She did enjoy some pop success with Caught Up, but her biggest potential moment for a breakthrough was a 1985 duet with Elton John. Pop/soul duets were in fashion, but though the single was a moderate success in the UK, it never broke in the US.
11. She Has (Possibly One-Sided) Beef with Tina Turner
The two contemporaries Jackson has most been compared to vocally are Gladys and Tina – for example, Elton John approached Jackson for “Act of War” after Tina declined. Millie adores Gladys and counts the fellow Georgian among her favorite vocalists, but there’s something about Tina that just doesn’t sit right with her. It’s unclear what the source of her dislike is, but I suspect it’s centered around Tina entering and dominating the rock/soul space as a solo artist just as Millie was plotting a move in that direction.
Jackson did finally record her rock-inspired album, titled Rock n’ Soul, in 1994. She told her audience at a Howard Theater show in 2012 she made the LP because “I wanted Tina Turner to know she wasn’t the only black bitch to sing rock’n’roll.”
But then, according to Millie, Tina jacked her single. “I recorded (John Waithe’s) ‘Missing You,’ and I was all excited about it, it was gonna be my next single. And the guys at Muscle Shoals said, ‘Boy you got the song out quick! I heard it at a truck stop.” And I’m trying to figure out how in the world did they hear my song when it won’t be out for two week. And of course, it was Tina Turner, and we had to pull the single and come back with a different one.”
That was in the ‘90s, but Millie was throwing subs at Tina in the ‘80s. Jackson’s 1988 album The Tide is Turning included a song called “You Knocked the Love (Right Outta My Heart).” Listeners will easily hear the Ike and Tina influence in the song, but the track, a song about a passionate love turning into domestic violence, was a shot. “I did that one messin’ with Tina,” Jackson admitted in 2010. “It was about Ike and Tina, and the proceeds for that are supposed to go to battered women. But I didn’t call any names.”
After Millie stopped recording in 2001, she didn’t retire. She spent 13 years hosting a drive time radio show, continued to tour (when she felt like it), and wrote and produced a stage play based on her album Young Man, Older Woman which toured successfully for four years.

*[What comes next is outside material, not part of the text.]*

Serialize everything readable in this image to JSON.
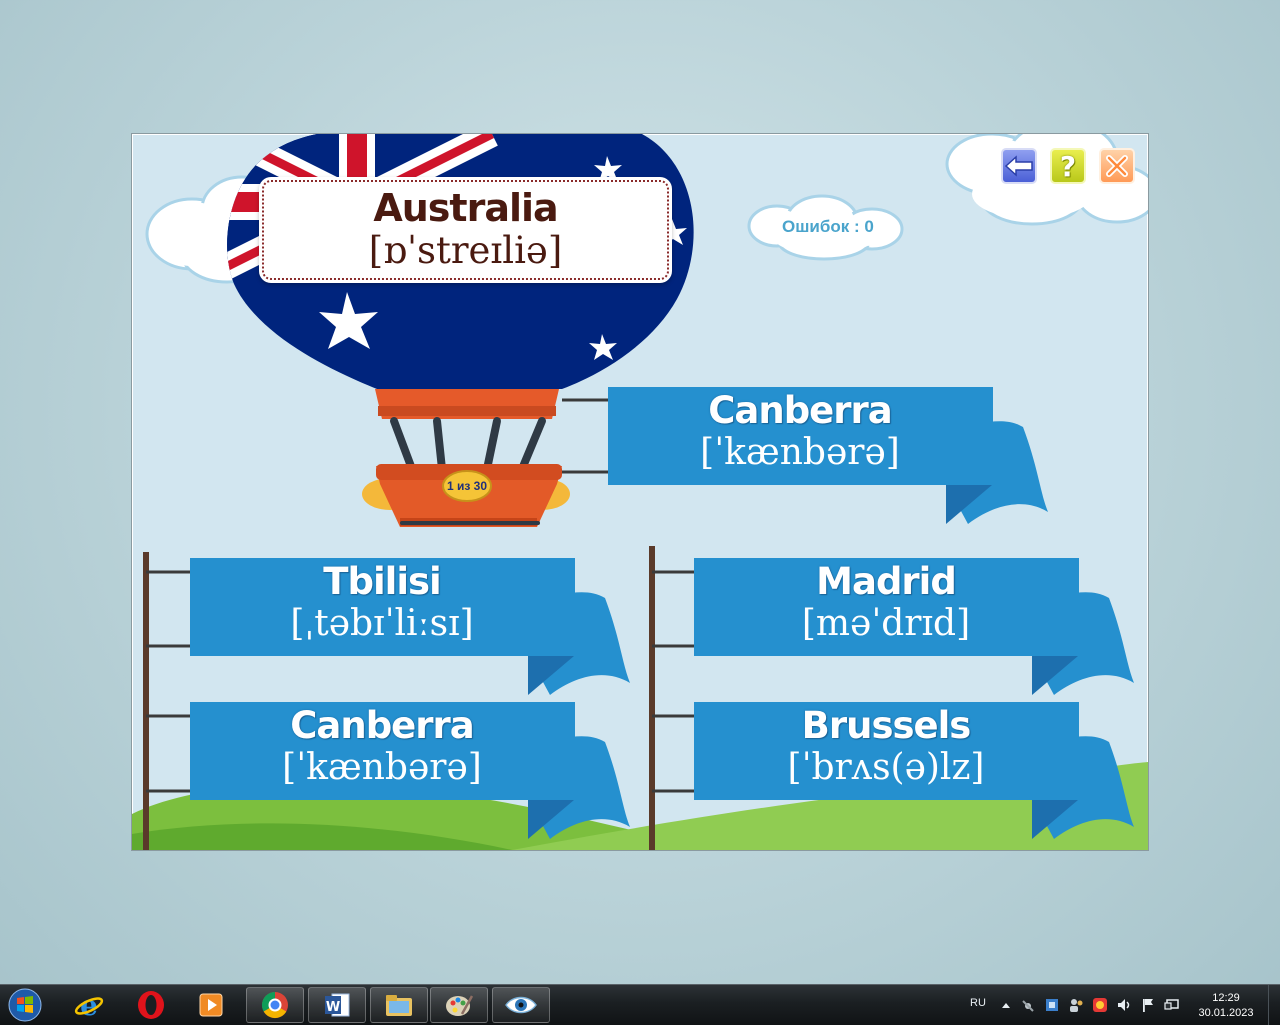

Now she’s posted up at home in Atlanta, and a few years ago she was working on a reality show concept for her family (please, contents gods, let this happen while she still has the capacity to do it).
But Millie should be out here at these awards shows and tributes with her contemporaries. She should still be mixing it up with younger artists who emulate her energy without even realizing it (she loves Rihanna, by the way). Auntie Millie is deserving of far more recognition and praise than she’s received. Not just for her outrageous and explicit music and performances, but as a complete artist: as a writer, a producer, a businesswoman, a creative, a pioneer. Alladat. Just because she didn’t go the route of No. 1 hits and stadium tours doesn’t make her any less accomplished. Respect Millie Jackson’s gangster.
#MusicSermon is a weekly series by Naima Cochrane that highlights the under-acknowledged and under-appreciated urban artists and sub-genres from the ’90s and earlier. The series seeks to tell unknown and/or forgotten stories that connect the dots between current music, culture and the foundations of the past.